Ardra Cole, the founder of ElderDog Canada, strongly believes in the power of the human-dog relationship.
She witnessed it firsthand while researching caregiving for those with Alzheimer’s disease. An unanticipated finding of her research was the critical role dogs play as part of the care team for these families. She also saw it while providing animal-assisted therapy with her dog to seniors in long-term and palliative care.
And she observed it again when she adopted Mister Brown, an aging Labrador retriever, after her brother passed away. She didn’t have much hope that an older dog with cancer would find a new home, so he became part of her family. Cole describes how Mister Brown experienced a “reawakening” while living with Cole in the country.
What Happens to Older Dogs Who Lose Their Seniors?
This experience prompted Cole to ask a question: what happens to older dogs like Mister Brown who lose their senior companions? The bond between human and dog is a powerful one, and she wanted to do whatever she could to preserve it — and the dignity of older canines. Cole founded ElderDog in 2009 in Nova Scotia to keep that vital connection for as long as possible.
“It was just one of those moments in life where you think, okay, this is it — it’s a call to action and you’ve got to do something,” she says.
How ElderDog Supports Seniors and Their Older Dogs
Their primary program provides free dog care support for older adults living at home who need a bit of extra help with taking care of their furry friend.
ElderDog volunteers pitch in with dog walking, transportation to vet or grooming appointments, picking up dog food, and minor grooming like brushing or nail trims. The organization also provides temporary care of the dog if the senior needs to go to the hospital.
They will do whatever is needed to support daily care of the dog, so that the senior and the dog can stay together for as long as possible.
ElderDog Provides a Long-Term Care Program for Older Dogs
They also provide a long-term care program for older dogs who have lost their human companion because of illness, death or relocation. When possible, ElderDog will rehome older dogs with seniors.

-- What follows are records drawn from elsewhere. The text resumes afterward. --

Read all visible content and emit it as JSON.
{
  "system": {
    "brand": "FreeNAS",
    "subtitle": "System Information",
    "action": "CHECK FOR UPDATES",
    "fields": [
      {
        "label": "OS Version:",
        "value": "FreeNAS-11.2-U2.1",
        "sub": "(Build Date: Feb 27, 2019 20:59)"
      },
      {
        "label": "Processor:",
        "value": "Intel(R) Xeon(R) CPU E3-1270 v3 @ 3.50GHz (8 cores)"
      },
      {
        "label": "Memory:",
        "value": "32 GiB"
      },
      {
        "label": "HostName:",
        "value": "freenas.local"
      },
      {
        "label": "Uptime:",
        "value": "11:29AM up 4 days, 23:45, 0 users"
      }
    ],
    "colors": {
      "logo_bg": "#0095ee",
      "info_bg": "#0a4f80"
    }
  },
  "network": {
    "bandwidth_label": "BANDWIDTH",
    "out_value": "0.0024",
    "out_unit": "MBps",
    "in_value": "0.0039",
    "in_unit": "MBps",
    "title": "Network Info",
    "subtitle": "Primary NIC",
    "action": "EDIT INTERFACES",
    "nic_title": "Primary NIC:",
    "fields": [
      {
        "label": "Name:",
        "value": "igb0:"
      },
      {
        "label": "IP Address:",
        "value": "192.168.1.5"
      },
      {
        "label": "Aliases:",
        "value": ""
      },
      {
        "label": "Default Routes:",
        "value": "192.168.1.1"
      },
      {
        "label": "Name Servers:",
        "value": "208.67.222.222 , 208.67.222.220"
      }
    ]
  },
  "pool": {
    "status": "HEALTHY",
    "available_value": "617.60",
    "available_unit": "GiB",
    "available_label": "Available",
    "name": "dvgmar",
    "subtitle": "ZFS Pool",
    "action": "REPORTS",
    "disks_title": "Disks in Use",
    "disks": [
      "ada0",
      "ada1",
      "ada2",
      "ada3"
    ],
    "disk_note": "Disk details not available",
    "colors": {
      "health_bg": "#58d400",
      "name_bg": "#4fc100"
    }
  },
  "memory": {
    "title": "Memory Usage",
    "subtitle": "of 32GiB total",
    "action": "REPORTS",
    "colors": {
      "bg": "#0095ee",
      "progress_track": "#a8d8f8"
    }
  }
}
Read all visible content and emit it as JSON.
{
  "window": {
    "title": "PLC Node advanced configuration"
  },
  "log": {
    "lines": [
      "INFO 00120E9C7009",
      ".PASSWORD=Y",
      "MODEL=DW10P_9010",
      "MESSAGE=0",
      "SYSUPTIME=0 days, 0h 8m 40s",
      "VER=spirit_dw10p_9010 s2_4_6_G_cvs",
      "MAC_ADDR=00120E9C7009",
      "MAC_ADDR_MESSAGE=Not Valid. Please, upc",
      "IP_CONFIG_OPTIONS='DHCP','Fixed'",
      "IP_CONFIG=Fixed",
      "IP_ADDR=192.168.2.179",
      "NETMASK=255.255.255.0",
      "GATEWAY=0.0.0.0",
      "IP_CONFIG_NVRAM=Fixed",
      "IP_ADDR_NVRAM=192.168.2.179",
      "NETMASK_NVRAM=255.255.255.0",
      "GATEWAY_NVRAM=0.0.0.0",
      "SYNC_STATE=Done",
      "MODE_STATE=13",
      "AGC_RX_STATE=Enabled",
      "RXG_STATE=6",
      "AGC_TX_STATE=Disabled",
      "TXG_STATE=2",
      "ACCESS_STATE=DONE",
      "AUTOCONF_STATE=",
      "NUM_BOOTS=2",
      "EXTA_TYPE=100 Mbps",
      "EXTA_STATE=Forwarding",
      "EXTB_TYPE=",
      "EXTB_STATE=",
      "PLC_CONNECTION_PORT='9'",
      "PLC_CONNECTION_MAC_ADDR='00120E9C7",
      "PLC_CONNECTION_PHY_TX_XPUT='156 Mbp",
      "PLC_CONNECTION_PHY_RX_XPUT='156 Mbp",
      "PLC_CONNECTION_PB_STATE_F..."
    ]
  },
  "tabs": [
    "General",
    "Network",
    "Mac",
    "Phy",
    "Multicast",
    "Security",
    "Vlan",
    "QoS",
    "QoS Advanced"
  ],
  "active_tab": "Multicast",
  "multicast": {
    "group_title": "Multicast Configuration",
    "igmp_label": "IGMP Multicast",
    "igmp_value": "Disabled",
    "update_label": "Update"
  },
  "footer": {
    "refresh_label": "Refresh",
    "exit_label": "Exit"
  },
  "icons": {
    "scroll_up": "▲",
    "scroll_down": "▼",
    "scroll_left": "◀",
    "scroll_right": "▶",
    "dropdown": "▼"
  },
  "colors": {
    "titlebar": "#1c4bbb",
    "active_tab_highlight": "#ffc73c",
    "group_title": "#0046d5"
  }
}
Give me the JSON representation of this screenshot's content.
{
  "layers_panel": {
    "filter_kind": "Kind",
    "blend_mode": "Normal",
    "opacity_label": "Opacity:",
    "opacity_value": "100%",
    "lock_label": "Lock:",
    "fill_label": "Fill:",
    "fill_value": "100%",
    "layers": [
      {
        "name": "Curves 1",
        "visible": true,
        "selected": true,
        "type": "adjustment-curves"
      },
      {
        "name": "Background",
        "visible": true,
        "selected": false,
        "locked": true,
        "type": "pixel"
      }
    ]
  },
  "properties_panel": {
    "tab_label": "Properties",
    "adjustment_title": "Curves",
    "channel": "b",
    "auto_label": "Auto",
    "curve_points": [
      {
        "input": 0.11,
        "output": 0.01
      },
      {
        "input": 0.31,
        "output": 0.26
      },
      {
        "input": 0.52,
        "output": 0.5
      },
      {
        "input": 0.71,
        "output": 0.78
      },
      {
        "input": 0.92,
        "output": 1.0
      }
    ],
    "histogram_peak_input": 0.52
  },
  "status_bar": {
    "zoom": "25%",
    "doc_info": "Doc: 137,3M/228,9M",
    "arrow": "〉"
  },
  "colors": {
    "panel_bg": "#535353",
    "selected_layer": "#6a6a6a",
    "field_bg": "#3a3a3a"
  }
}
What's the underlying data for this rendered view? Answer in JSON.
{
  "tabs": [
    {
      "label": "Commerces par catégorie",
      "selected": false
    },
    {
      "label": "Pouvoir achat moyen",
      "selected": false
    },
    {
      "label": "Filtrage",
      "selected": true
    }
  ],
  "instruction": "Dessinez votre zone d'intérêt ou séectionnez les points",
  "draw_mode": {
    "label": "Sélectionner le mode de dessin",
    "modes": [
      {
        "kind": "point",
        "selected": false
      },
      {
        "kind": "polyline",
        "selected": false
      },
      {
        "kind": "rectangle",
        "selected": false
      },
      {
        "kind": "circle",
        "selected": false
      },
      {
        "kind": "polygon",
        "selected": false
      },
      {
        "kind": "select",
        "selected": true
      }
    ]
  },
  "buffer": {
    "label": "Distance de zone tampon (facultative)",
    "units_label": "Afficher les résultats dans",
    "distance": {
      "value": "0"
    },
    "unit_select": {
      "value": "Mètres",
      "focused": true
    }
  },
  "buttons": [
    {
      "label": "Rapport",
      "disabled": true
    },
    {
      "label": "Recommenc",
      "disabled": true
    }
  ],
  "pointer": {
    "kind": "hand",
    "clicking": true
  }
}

Cole urges seniors to plan in advance for the care of their older dog. She says if wishes or plans are not made in advance, there’s often nowhere for the dog to go.
“It’s amazing the peace of mind that that gives to people when they think, ‘Okay, now I know how to answer the question, what will happen to my dog, if something happens to me,’” she says.
The Importance of the Senior-Dog Bond
A key part of Cole’s work with ElderDog is simply educating people about the important role that dogs play in the lives of seniors. This is something that was also recognized by Carmen Davailus, the founder of Doggies for Dementia, an Austin-based non-profit that photographs people living with dementia with their dogs. Davailus saw how people living with dementia would light up when interacting with their beloved pets, so she made them a part of each photoshoot.
Many caregivers urge the senior in their life to give up their dog, but for people who live alone, Cole says keeping their companion animal with them is critical.
“A lot of people talk about their dogs as being their one true friend and their biggest support,” Ardra Cole says. “And they don’t know what they would do without them. And so in that regard, ElderDog is really a lifeline to supporting that relationship because it is so vital to so many people.”
Pandemic Brings New Challenges for Aging Dog Owners
Cole describes how the pandemic has made it even more difficult for aging dog owners to take care of their pets — many of them experienced isolation well before the pandemic hit. ElderDog volunteers are often the only people they see.
“Even though we’re there to support the dog, our volunteers develop pretty special relationships with the seniors,” she says. “And so they really look forward to volunteers coming to pick up the dog, and the volunteers stay in touch by phone, and it gives them an opportunity to keep that friendly visit, to keep checking and make sure everything is okay.”
Silver Lining of Pandemic is a Surge of Volunteers for ElderDog
A silver lining of the pandemic is that ElderDog has gained hundreds of volunteers over the past year. Today ElderDog has 28 “pawds” or chapters across Canada, with 2800 volunteers supporting the organization.
Cole says since the charity is 100 per cent volunteer run, with the new interest they’ve been able to increase their support capacity. For those looking to help, ElderDog is always looking for volunteers and people interested in starting new “pawds” in their area.
Cole shared an excerpt from a hand-written note from an older adult supported by ElderDog’s Dog Care Support for Seniors Program: “A huge “thank you” to this wonderful organization that continues to support me caring for my beloved dog and companion… I would be absolutely lost without her, particularly in this time of COVID. I would be unable to keep her if it were not for the help I receive from ElderDog. Amazing! I am totally in awe of how the team go out of their way to help in any way they can.”
Lead image: Teeny, Tiny and Scobbie in their new home | Photo credit ElderDog